Action item:
What lines of the data below hold the string "Test"? Copy each one out.

Input:
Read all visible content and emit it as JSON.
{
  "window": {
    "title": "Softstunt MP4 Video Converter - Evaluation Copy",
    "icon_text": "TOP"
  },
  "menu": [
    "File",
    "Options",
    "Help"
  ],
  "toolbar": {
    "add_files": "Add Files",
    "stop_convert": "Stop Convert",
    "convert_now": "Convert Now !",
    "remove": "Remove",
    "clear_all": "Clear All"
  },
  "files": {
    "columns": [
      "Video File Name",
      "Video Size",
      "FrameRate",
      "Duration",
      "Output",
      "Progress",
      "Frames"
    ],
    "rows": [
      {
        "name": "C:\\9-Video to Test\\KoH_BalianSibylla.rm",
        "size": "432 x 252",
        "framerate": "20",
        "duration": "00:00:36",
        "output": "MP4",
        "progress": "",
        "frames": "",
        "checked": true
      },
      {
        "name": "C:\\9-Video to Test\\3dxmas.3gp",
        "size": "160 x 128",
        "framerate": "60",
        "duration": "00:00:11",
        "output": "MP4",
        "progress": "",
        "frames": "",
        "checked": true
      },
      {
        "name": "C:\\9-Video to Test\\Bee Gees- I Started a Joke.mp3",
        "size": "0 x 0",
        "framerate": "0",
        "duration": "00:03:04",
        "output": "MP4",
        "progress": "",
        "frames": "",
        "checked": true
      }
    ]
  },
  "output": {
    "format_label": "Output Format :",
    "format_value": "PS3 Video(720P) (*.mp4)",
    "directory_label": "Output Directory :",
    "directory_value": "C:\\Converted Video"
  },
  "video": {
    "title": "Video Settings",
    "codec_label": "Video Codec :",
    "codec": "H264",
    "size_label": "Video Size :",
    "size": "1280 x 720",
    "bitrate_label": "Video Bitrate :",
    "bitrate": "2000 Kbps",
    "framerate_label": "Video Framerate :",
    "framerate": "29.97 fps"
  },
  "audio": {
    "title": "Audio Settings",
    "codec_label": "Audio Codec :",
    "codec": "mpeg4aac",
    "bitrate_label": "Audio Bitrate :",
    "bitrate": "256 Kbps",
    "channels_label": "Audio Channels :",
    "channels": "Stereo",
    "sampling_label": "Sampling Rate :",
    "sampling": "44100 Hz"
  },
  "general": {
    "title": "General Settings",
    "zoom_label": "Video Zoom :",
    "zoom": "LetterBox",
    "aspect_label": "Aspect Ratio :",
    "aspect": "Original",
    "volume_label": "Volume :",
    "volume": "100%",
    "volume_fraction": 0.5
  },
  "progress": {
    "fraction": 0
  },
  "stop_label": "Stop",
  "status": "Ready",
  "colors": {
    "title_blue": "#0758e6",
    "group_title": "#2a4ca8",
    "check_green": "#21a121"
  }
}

Task result:
        "name": "C:\\9-Video to Test\\KoH_BalianSibylla.rm",
        "name": "C:\\9-Video to Test\\3dxmas.3gp",
        "name": "C:\\9-Video to Test\\Bee Gees- I Started a Joke.mp3",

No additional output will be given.